▶ **Material for the task**:

◇ ◇ ◇ ◇ ◇ ◇ ◇

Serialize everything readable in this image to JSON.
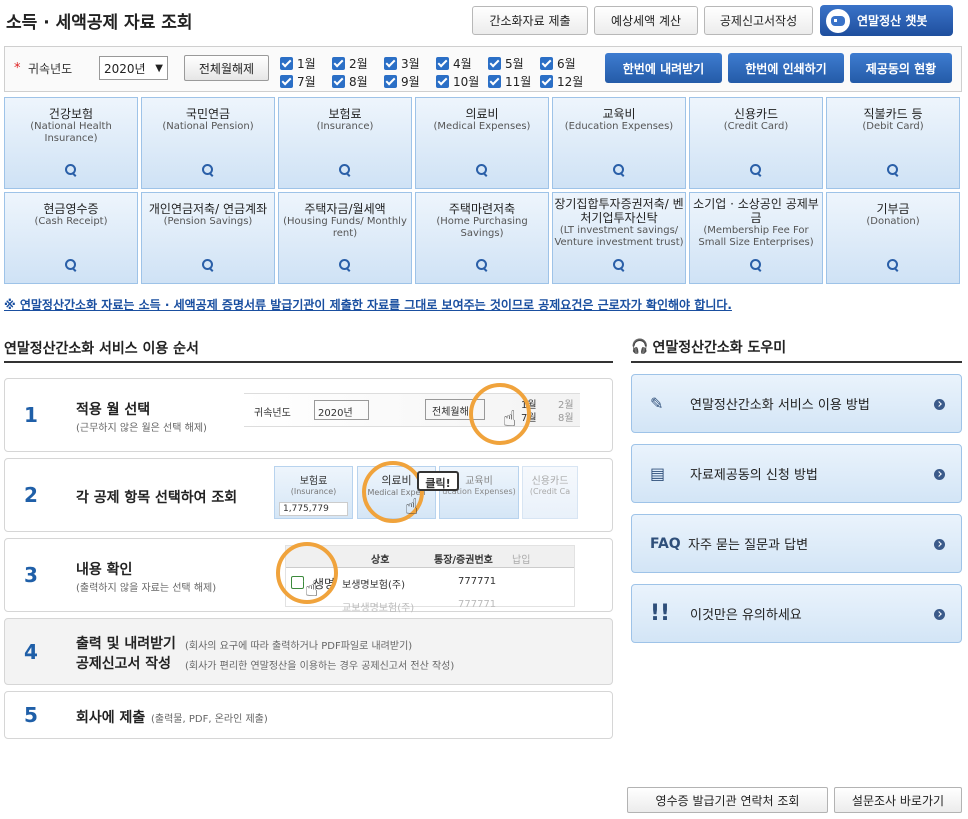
{
  "page": {
    "title": "소득 · 세액공제 자료 조회"
  },
  "top_buttons": [
    "간소화자료 제출",
    "예상세액 계산",
    "공제신고서작성"
  ],
  "chatbot": {
    "label": "연말정산 챗봇"
  },
  "filter": {
    "year_label": "귀속년도",
    "year_value": "2020년",
    "deselect_label": "전체월해제",
    "months": [
      "1월",
      "2월",
      "3월",
      "4월",
      "5월",
      "6월",
      "7월",
      "8월",
      "9월",
      "10월",
      "11월",
      "12월"
    ],
    "actions": [
      "한번에 내려받기",
      "한번에 인쇄하기",
      "제공동의 현황"
    ]
  },
  "tiles": [
    {
      "name": "건강보험",
      "en": "(National Health Insurance)"
    },
    {
      "name": "국민연금",
      "en": "(National Pension)"
    },
    {
      "name": "보험료",
      "en": "(Insurance)"
    },
    {
      "name": "의료비",
      "en": "(Medical Expenses)"
    },
    {
      "name": "교육비",
      "en": "(Education Expenses)"
    },
    {
      "name": "신용카드",
      "en": "(Credit Card)"
    },
    {
      "name": "직불카드 등",
      "en": "(Debit Card)"
    },
    {
      "name": "현금영수증",
      "en": "(Cash Receipt)"
    },
    {
      "name": "개인연금저축/ 연금계좌",
      "en": "(Pension Savings)"
    },
    {
      "name": "주택자금/월세액",
      "en": "(Housing Funds/ Monthly rent)"
    },
    {
      "name": "주택마련저축",
      "en": "(Home Purchasing Savings)"
    },
    {
      "name": "장기집합투자증권저축/ 벤처기업투자신탁",
      "en": "(LT investment savings/ Venture investment trust)"
    },
    {
      "name": "소기업 · 소상공인 공제부금",
      "en": "(Membership Fee For Small Size Enterprises)"
    },
    {
      "name": "기부금",
      "en": "(Donation)"
    }
  ],
  "notice": "※ 연말정산간소화 자료는 소득 · 세액공제 증명서류 발급기관이 제출한 자료를 그대로 보여주는 것이므로 공제요건은 근로자가 확인해야 합니다.",
  "steps_title": "연말정산간소화 서비스 이용 순서",
  "steps": [
    {
      "num": "1",
      "label": "적용 월 선택",
      "sub": "(근무하지 않은 월은 선택 해제)"
    },
    {
      "num": "2",
      "label": "각 공제 항목 선택하여 조회",
      "sub": ""
    },
    {
      "num": "3",
      "label": "내용 확인",
      "sub": "(출력하지 않을 자료는 선택 해제)"
    },
    {
      "num": "4",
      "label": "출력 및 내려받기",
      "label2": "공제신고서 작성",
      "sub": "(회사의 요구에 따라 출력하거나 PDF파일로 내려받기)",
      "sub2": "(회사가 편리한 연말정산을 이용하는 경우 공제신고서 전산 작성)"
    },
    {
      "num": "5",
      "label": "회사에 제출",
      "sub": "(출력물, PDF, 온라인 제출)"
    }
  ],
  "step_illus": {
    "s1": {
      "year_label": "귀속년도",
      "year_value": "2020년",
      "deselect": "전체월해",
      "m1": "1월",
      "m7": "7월",
      "m2": "2월",
      "m8": "8월"
    },
    "s2": {
      "t1": "보험료",
      "t1en": "(Insurance)",
      "t1val": "1,775,779",
      "t2": "의료비",
      "t2en": "Medical Expen",
      "click": "클릭!",
      "t3": "교육비",
      "t3en": "ucation Expenses)",
      "t4": "신용카드",
      "t4en": "(Credit Ca"
    },
    "s3": {
      "col1": "상호",
      "col2": "통장/증권번호",
      "col3": "납입",
      "row1name": "생명",
      "row1co": "보생명보험(주)",
      "row1no": "777771",
      "row2co": "교보생명보험(주)",
      "row2no": "777771"
    }
  },
  "help_title": "연말정산간소화 도우미",
  "help": [
    {
      "icon": "FAQ",
      "label": "연말정산간소화 서비스 이용 방법"
    },
    {
      "label": "자료제공동의 신청 방법"
    },
    {
      "icon_text": "FAQ",
      "label": "자주 묻는 질문과 답변"
    },
    {
      "label": "이것만은 유의하세요"
    }
  ],
  "bottom_buttons": [
    "영수증 발급기관 연락처 조회",
    "설문조사 바로가기"
  ]
}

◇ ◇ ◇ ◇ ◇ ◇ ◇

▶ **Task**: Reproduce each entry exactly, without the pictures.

▶ **Answer to this task**:
Serialize everything readable in this image to JSON.
{
  "page": {
    "title": "소득 · 세액공제 자료 조회"
  },
  "top_buttons": [
    "간소화자료 제출",
    "예상세액 계산",
    "공제신고서작성"
  ],
  "chatbot": {
    "label": "연말정산 챗봇"
  },
  "filter": {
    "year_label": "귀속년도",
    "year_value": "2020년",
    "deselect_label": "전체월해제",
    "months": [
      "1월",
      "2월",
      "3월",
      "4월",
      "5월",
      "6월",
      "7월",
      "8월",
      "9월",
      "10월",
      "11월",
      "12월"
    ],
    "actions": [
      "한번에 내려받기",
      "한번에 인쇄하기",
      "제공동의 현황"
    ]
  },
  "tiles": [
    {
      "name": "건강보험",
      "en": "(National Health Insurance)"
    },
    {
      "name": "국민연금",
      "en": "(National Pension)"
    },
    {
      "name": "보험료",
      "en": "(Insurance)"
    },
    {
      "name": "의료비",
      "en": "(Medical Expenses)"
    },
    {
      "name": "교육비",
      "en": "(Education Expenses)"
    },
    {
      "name": "신용카드",
      "en": "(Credit Card)"
    },
    {
      "name": "직불카드 등",
      "en": "(Debit Card)"
    },
    {
      "name": "현금영수증",
      "en": "(Cash Receipt)"
    },
    {
      "name": "개인연금저축/ 연금계좌",
      "en": "(Pension Savings)"
    },
    {
      "name": "주택자금/월세액",
      "en": "(Housing Funds/ Monthly rent)"
    },
    {
      "name": "주택마련저축",
      "en": "(Home Purchasing Savings)"
    },
    {
      "name": "장기집합투자증권저축/ 벤처기업투자신탁",
      "en": "(LT investment savings/ Venture investment trust)"
    },
    {
      "name": "소기업 · 소상공인 공제부금",
      "en": "(Membership Fee For Small Size Enterprises)"
    },
    {
      "name": "기부금",
      "en": "(Donation)"
    }
  ],
  "notice": "※ 연말정산간소화 자료는 소득 · 세액공제 증명서류 발급기관이 제출한 자료를 그대로 보여주는 것이므로 공제요건은 근로자가 확인해야 합니다.",
  "steps_title": "연말정산간소화 서비스 이용 순서",
  "steps": [
    {
      "num": "1",
      "label": "적용 월 선택",
      "sub": "(근무하지 않은 월은 선택 해제)"
    },
    {
      "num": "2",
      "label": "각 공제 항목 선택하여 조회",
      "sub": ""
    },
    {
      "num": "3",
      "label": "내용 확인",
      "sub": "(출력하지 않을 자료는 선택 해제)"
    },
    {
      "num": "4",
      "label": "출력 및 내려받기",
      "label2": "공제신고서 작성",
      "sub": "(회사의 요구에 따라 출력하거나 PDF파일로 내려받기)",
      "sub2": "(회사가 편리한 연말정산을 이용하는 경우 공제신고서 전산 작성)"
    },
    {
      "num": "5",
      "label": "회사에 제출",
      "sub": "(출력물, PDF, 온라인 제출)"
    }
  ],
  "step_illus": {
    "s1": {
      "year_label": "귀속년도",
      "year_value": "2020년",
      "deselect": "전체월해",
      "m1": "1월",
      "m7": "7월",
      "m2": "2월",
      "m8": "8월"
    },
    "s2": {
      "t1": "보험료",
      "t1en": "(Insurance)",
      "t1val": "1,775,779",
      "t2": "의료비",
      "t2en": "Medical Expen",
      "click": "클릭!",
      "t3": "교육비",
      "t3en": "ucation Expenses)",
      "t4": "신용카드",
      "t4en": "(Credit Ca"
    },
    "s3": {
      "col1": "상호",
      "col2": "통장/증권번호",
      "col3": "납입",
      "row1name": "생명",
      "row1co": "보생명보험(주)",
      "row1no": "777771",
      "row2co": "교보생명보험(주)",
      "row2no": "777771"
    }
  },
  "help_title": "연말정산간소화 도우미",
  "help": [
    {
      "icon": "FAQ",
      "label": "연말정산간소화 서비스 이용 방법"
    },
    {
      "label": "자료제공동의 신청 방법"
    },
    {
      "icon_text": "FAQ",
      "label": "자주 묻는 질문과 답변"
    },
    {
      "label": "이것만은 유의하세요"
    }
  ],
  "bottom_buttons": [
    "영수증 발급기관 연락처 조회",
    "설문조사 바로가기"
  ]
}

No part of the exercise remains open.